When my husband took me to a squinchy Japanese restaurant that had high chairs at a bar-style counter, the server laconically instructed me to put my bag “downstairs”, which meant “on the shelf under the seat of the chair”.
I have heard English teachers eager to hold students accountable for their spoken language deride this common Singlish use of “downstairs”, but it’s wonderful (and typical) in its succinctness.
If you use the preposition “under”, you have to include a noun for the preposition to be, well, positioned in front of. If you use the adverb “downstairs”, you’re just saying something needs to go below something else, and letting context do the work of indicating what the something else is.
Chinese has a phrase approximately meaning “down side” which can be used the way the server was using “downstairs” to adverbially indicate “under something”. It also has phrases meaning “up side”, “behind side”, “opposite side”, etc., and you can say “located opposite side” without needing to say “located opposite the hotel”, for example, the way we can say in English that “the receipt is in the bag” or just “the receipt is inside”.
I get the sense that Chinese relies on context more than English, or at least relies on context in ways that English doesn’t, since a large proportion communication in any language is always shared context.
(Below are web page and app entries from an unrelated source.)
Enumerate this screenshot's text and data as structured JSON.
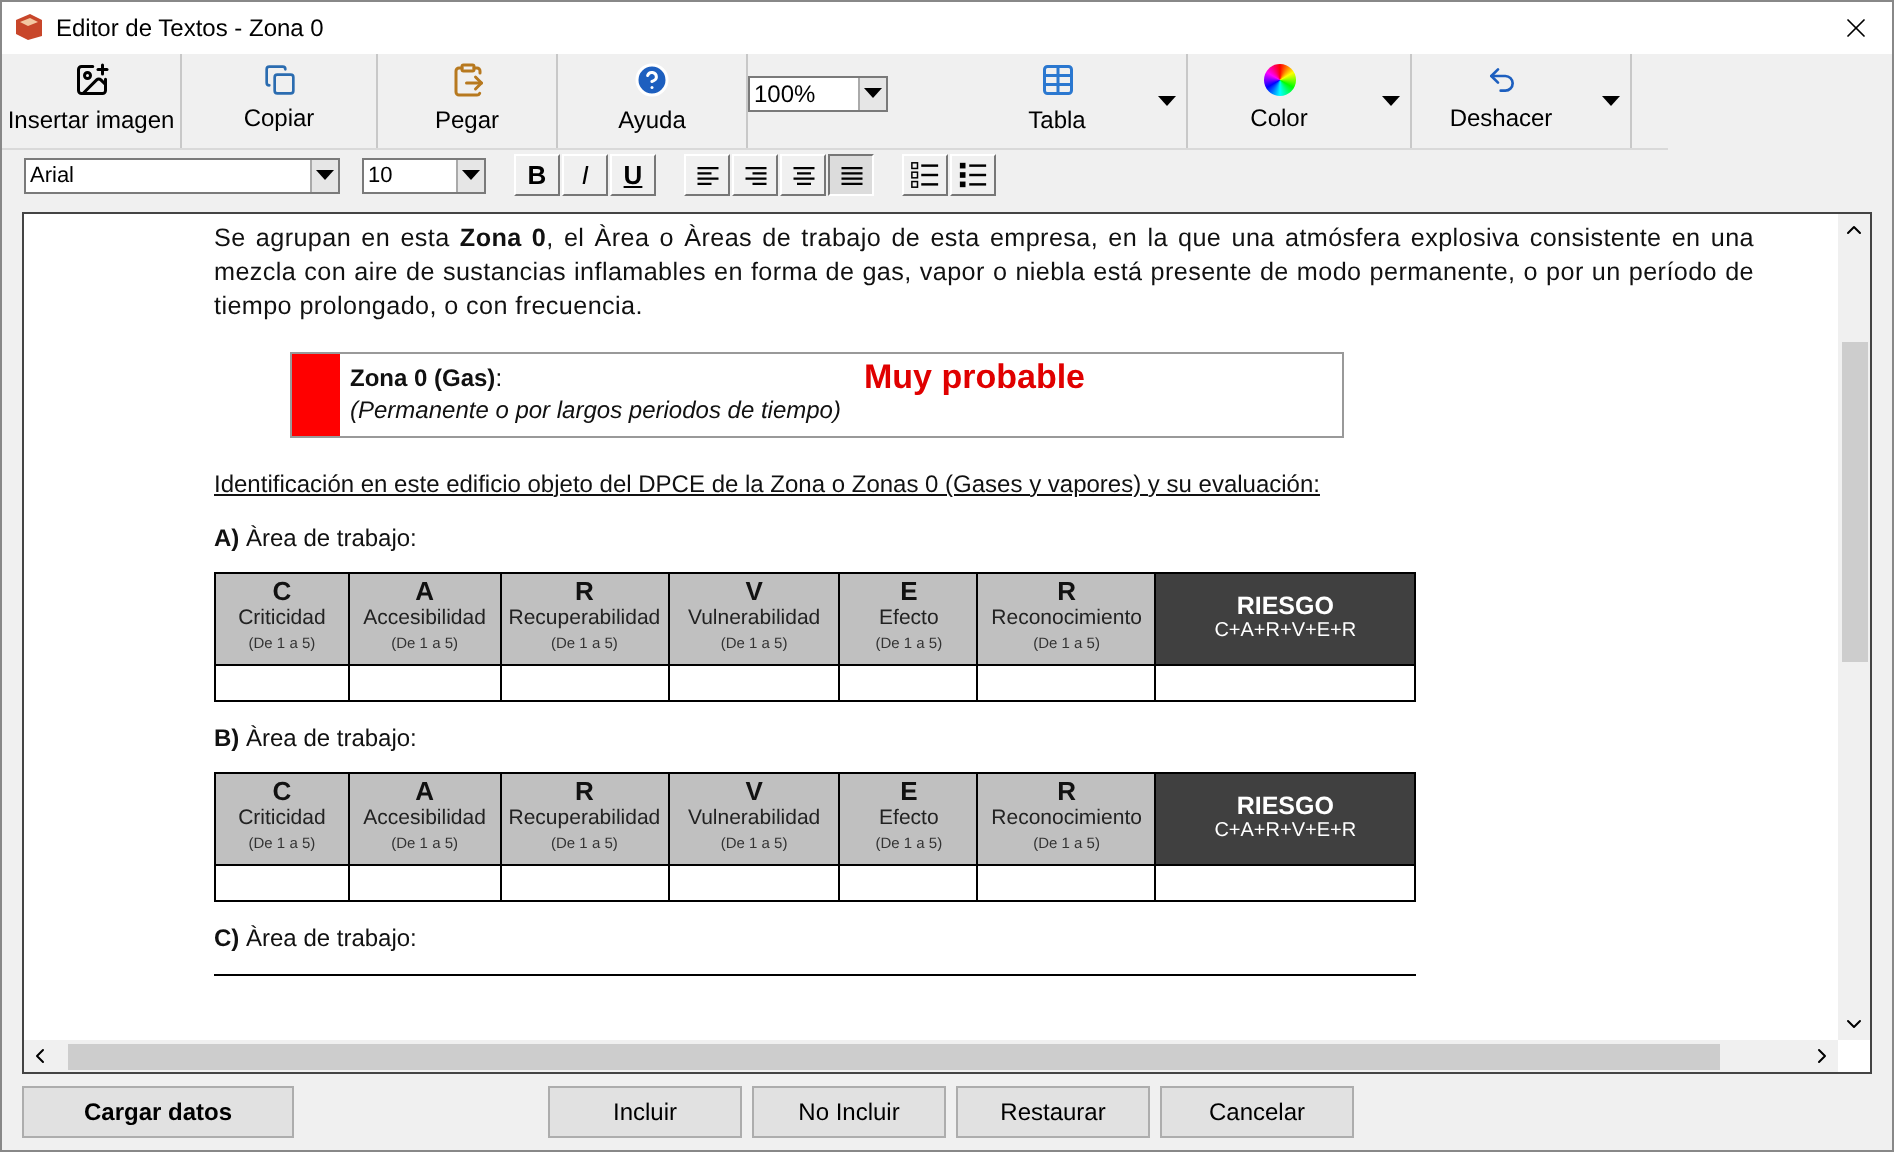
{
  "window": {
    "title": "Editor de Textos - Zona 0"
  },
  "toolbar": [
    {
      "kind": "image",
      "label": "Insertar imagen",
      "dropdown": false
    },
    {
      "kind": "copy",
      "label": "Copiar",
      "dropdown": false
    },
    {
      "kind": "paste",
      "label": "Pegar",
      "dropdown": false
    },
    {
      "kind": "help",
      "label": "Ayuda",
      "dropdown": false
    },
    {
      "kind": "zoom",
      "value": "100%"
    },
    {
      "kind": "table",
      "label": "Tabla",
      "dropdown": true
    },
    {
      "kind": "color",
      "label": "Color",
      "dropdown": true
    },
    {
      "kind": "undo",
      "label": "Deshacer",
      "dropdown": true
    }
  ],
  "format": {
    "font": "Arial",
    "size": "10",
    "buttons": [
      {
        "kind": "bold",
        "text": "B",
        "selected": false
      },
      {
        "kind": "italic",
        "text": "I",
        "selected": false
      },
      {
        "kind": "underline",
        "text": "U",
        "selected": false
      },
      {
        "kind": "align-left",
        "selected": false
      },
      {
        "kind": "align-right",
        "selected": false
      },
      {
        "kind": "align-center",
        "selected": false
      },
      {
        "kind": "justify",
        "selected": true
      },
      {
        "kind": "numbered-list",
        "selected": false
      },
      {
        "kind": "bulleted-list",
        "selected": false
      }
    ]
  },
  "document": {
    "paragraph": "Se agrupan en esta **Zona 0**, el Àrea o Àreas de trabajo de esta empresa, en la que una atmósfera explosiva consistente en una mezcla con aire de sustancias inflamables en forma de gas, vapor o niebla está presente de modo permanente, o por un período de tiempo prolongado, o con frecuencia.",
    "zone": {
      "title": "**Zona 0 (Gas)**:",
      "subtitle": "(Permanente o por largos periodos de tiempo)",
      "rating": "Muy probable",
      "color": "#ff0000"
    },
    "heading": "Identificación en este edificio objeto del DPCE de la Zona o Zonas 0 (Gases y vapores) y su evaluación:",
    "sections": [
      {
        "title": "**A)** Àrea de trabajo:",
        "has_table": true,
        "columns": [
          {
            "letter": "C",
            "name": "Criticidad",
            "range": "(De 1 a 5)",
            "kind": "factor"
          },
          {
            "letter": "A",
            "name": "Accesibilidad",
            "range": "(De 1 a 5)",
            "kind": "factor"
          },
          {
            "letter": "R",
            "name": "Recuperabilidad",
            "range": "(De 1 a 5)",
            "kind": "factor"
          },
          {
            "letter": "V",
            "name": "Vulnerabilidad",
            "range": "(De 1 a 5)",
            "kind": "factor"
          },
          {
            "letter": "E",
            "name": "Efecto",
            "range": "(De 1 a 5)",
            "kind": "factor"
          },
          {
            "letter": "R",
            "name": "Reconocimiento",
            "range": "(De 1 a 5)",
            "kind": "factor"
          },
          {
            "letter": "RIESGO",
            "name": "C+A+R+V+E+R",
            "kind": "total"
          }
        ]
      },
      {
        "title": "**B)** Àrea de trabajo:",
        "has_table": true,
        "columns": [
          {
            "letter": "C",
            "name": "Criticidad",
            "range": "(De 1 a 5)",
            "kind": "factor"
          },
          {
            "letter": "A",
            "name": "Accesibilidad",
            "range": "(De 1 a 5)",
            "kind": "factor"
          },
          {
            "letter": "R",
            "name": "Recuperabilidad",
            "range": "(De 1 a 5)",
            "kind": "factor"
          },
          {
            "letter": "V",
            "name": "Vulnerabilidad",
            "range": "(De 1 a 5)",
            "kind": "factor"
          },
          {
            "letter": "E",
            "name": "Efecto",
            "range": "(De 1 a 5)",
            "kind": "factor"
          },
          {
            "letter": "R",
            "name": "Reconocimiento",
            "range": "(De 1 a 5)",
            "kind": "factor"
          },
          {
            "letter": "RIESGO",
            "name": "C+A+R+V+E+R",
            "kind": "total"
          }
        ]
      },
      {
        "title": "**C)** Àrea de trabajo:",
        "has_table": false
      }
    ]
  },
  "buttons": [
    {
      "label": "Cargar datos",
      "kind": "primary"
    },
    {
      "label": "Incluir",
      "kind": "default"
    },
    {
      "label": "No Incluir",
      "kind": "default"
    },
    {
      "label": "Restaurar",
      "kind": "default"
    },
    {
      "label": "Cancelar",
      "kind": "default"
    }
  ]
}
This advertisement (which was designed to be hung on a horizontal pole on a bus or a train) says:
West My Golden Ticket?
The idea for this jokey name is that the word “west” in Singlish has the exact same three sounds as the word “where’s” in Singlish.
Yep. They’re both pronounced “wes”.
Below is some explanation of what the advertisement wants you to do (spend money, duh) and how the math works.
Continue reading Spot the homophone (plus a lesson in contest statistics)
This sign in the Kent Vale lift says:
Residents can dispose
their unwanted items at
3 locations from
9AM – 5PM
It should say “dispose of” for reasons I’ve explained elsewhere.
Also, the number 3 should probably be spelled out.
The sign avoids saying “between… to” though! Wait, no it doesn’t.